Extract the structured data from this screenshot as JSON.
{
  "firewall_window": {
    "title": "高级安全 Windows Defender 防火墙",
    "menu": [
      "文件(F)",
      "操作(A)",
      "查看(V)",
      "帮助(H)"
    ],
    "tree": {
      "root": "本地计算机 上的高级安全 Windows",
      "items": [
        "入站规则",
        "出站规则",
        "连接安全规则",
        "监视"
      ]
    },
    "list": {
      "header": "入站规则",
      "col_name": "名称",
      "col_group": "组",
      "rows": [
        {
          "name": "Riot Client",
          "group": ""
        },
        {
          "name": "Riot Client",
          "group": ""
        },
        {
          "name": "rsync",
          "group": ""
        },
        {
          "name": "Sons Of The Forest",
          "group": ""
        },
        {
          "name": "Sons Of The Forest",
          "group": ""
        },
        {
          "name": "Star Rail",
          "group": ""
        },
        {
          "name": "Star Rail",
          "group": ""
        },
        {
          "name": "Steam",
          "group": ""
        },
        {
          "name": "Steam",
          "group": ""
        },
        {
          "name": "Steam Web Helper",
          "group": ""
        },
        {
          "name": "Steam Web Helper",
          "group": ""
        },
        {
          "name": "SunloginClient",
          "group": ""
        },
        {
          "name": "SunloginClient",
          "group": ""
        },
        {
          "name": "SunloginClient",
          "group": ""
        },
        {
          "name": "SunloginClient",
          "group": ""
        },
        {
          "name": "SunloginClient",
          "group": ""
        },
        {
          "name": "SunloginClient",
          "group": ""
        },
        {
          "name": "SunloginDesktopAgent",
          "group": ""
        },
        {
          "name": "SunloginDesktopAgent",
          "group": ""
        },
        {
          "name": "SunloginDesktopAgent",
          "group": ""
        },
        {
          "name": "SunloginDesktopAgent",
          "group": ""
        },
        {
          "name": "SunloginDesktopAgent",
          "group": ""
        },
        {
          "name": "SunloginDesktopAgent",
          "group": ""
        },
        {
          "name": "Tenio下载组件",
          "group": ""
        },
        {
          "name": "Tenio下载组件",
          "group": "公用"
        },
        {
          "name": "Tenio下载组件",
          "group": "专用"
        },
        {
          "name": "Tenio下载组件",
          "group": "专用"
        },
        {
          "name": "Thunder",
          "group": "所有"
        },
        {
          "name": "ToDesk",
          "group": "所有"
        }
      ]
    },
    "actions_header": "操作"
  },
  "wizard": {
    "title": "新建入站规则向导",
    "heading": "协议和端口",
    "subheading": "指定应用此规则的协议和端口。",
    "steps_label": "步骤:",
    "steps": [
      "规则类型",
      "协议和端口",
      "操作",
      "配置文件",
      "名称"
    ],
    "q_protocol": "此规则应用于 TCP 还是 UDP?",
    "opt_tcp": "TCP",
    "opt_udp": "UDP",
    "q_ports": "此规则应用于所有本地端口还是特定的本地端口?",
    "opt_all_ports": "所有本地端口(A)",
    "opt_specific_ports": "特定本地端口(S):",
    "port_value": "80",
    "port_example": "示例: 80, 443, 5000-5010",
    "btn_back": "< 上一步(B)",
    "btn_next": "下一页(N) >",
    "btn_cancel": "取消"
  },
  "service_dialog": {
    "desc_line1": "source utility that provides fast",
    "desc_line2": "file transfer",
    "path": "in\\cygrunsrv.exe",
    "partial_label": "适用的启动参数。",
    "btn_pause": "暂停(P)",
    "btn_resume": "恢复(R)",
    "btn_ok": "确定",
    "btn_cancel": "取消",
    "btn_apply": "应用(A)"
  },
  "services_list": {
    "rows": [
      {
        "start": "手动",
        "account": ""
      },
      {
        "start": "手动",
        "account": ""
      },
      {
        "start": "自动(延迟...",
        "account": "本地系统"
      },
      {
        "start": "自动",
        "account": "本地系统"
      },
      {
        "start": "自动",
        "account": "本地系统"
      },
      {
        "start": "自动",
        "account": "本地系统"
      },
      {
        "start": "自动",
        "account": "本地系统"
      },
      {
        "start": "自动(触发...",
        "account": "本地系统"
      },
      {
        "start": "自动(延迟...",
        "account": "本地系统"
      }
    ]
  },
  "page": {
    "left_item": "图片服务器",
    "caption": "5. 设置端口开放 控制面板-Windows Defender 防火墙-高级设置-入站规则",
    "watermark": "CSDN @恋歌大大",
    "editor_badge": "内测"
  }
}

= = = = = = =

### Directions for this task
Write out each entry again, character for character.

### Solution to this exercise
Extract the structured data from this screenshot as JSON.
{
  "firewall_window": {
    "title": "高级安全 Windows Defender 防火墙",
    "menu": [
      "文件(F)",
      "操作(A)",
      "查看(V)",
      "帮助(H)"
    ],
    "tree": {
      "root": "本地计算机 上的高级安全 Windows",
      "items": [
        "入站规则",
        "出站规则",
        "连接安全规则",
        "监视"
      ]
    },
    "list": {
      "header": "入站规则",
      "col_name": "名称",
      "col_group": "组",
      "rows": [
        {
          "name": "Riot Client",
          "group": ""
        },
        {
          "name": "Riot Client",
          "group": ""
        },
        {
          "name": "rsync",
          "group": ""
        },
        {
          "name": "Sons Of The Forest",
          "group": ""
        },
        {
          "name": "Sons Of The Forest",
          "group": ""
        },
        {
          "name": "Star Rail",
          "group": ""
        },
        {
          "name": "Star Rail",
          "group": ""
        },
        {
          "name": "Steam",
          "group": ""
        },
        {
          "name": "Steam",
          "group": ""
        },
        {
          "name": "Steam Web Helper",
          "group": ""
        },
        {
          "name": "Steam Web Helper",
          "group": ""
        },
        {
          "name": "SunloginClient",
          "group": ""
        },
        {
          "name": "SunloginClient",
          "group": ""
        },
        {
          "name": "SunloginClient",
          "group": ""
        },
        {
          "name": "SunloginClient",
          "group": ""
        },
        {
          "name": "SunloginClient",
          "group": ""
        },
        {
          "name": "SunloginClient",
          "group": ""
        },
        {
          "name": "SunloginDesktopAgent",
          "group": ""
        },
        {
          "name": "SunloginDesktopAgent",
          "group": ""
        },
        {
          "name": "SunloginDesktopAgent",
          "group": ""
        },
        {
          "name": "SunloginDesktopAgent",
          "group": ""
        },
        {
          "name": "SunloginDesktopAgent",
          "group": ""
        },
        {
          "name": "SunloginDesktopAgent",
          "group": ""
        },
        {
          "name": "Tenio下载组件",
          "group": ""
        },
        {
          "name": "Tenio下载组件",
          "group": "公用"
        },
        {
          "name": "Tenio下载组件",
          "group": "专用"
        },
        {
          "name": "Tenio下载组件",
          "group": "专用"
        },
        {
          "name": "Thunder",
          "group": "所有"
        },
        {
          "name": "ToDesk",
          "group": "所有"
        }
      ]
    },
    "actions_header": "操作"
  },
  "wizard": {
    "title": "新建入站规则向导",
    "heading": "协议和端口",
    "subheading": "指定应用此规则的协议和端口。",
    "steps_label": "步骤:",
    "steps": [
      "规则类型",
      "协议和端口",
      "操作",
      "配置文件",
      "名称"
    ],
    "q_protocol": "此规则应用于 TCP 还是 UDP?",
    "opt_tcp": "TCP",
    "opt_udp": "UDP",
    "q_ports": "此规则应用于所有本地端口还是特定的本地端口?",
    "opt_all_ports": "所有本地端口(A)",
    "opt_specific_ports": "特定本地端口(S):",
    "port_value": "80",
    "port_example": "示例: 80, 443, 5000-5010",
    "btn_back": "< 上一步(B)",
    "btn_next": "下一页(N) >",
    "btn_cancel": "取消"
  },
  "service_dialog": {
    "desc_line1": "source utility that provides fast",
    "desc_line2": "file transfer",
    "path": "in\\cygrunsrv.exe",
    "partial_label": "适用的启动参数。",
    "btn_pause": "暂停(P)",
    "btn_resume": "恢复(R)",
    "btn_ok": "确定",
    "btn_cancel": "取消",
    "btn_apply": "应用(A)"
  },
  "services_list": {
    "rows": [
      {
        "start": "手动",
        "account": ""
      },
      {
        "start": "手动",
        "account": ""
      },
      {
        "start": "自动(延迟...",
        "account": "本地系统"
      },
      {
        "start": "自动",
        "account": "本地系统"
      },
      {
        "start": "自动",
        "account": "本地系统"
      },
      {
        "start": "自动",
        "account": "本地系统"
      },
      {
        "start": "自动",
        "account": "本地系统"
      },
      {
        "start": "自动(触发...",
        "account": "本地系统"
      },
      {
        "start": "自动(延迟...",
        "account": "本地系统"
      }
    ]
  },
  "page": {
    "left_item": "图片服务器",
    "caption": "5. 设置端口开放 控制面板-Windows Defender 防火墙-高级设置-入站规则",
    "watermark": "CSDN @恋歌大大",
    "editor_badge": "内测"
  }
}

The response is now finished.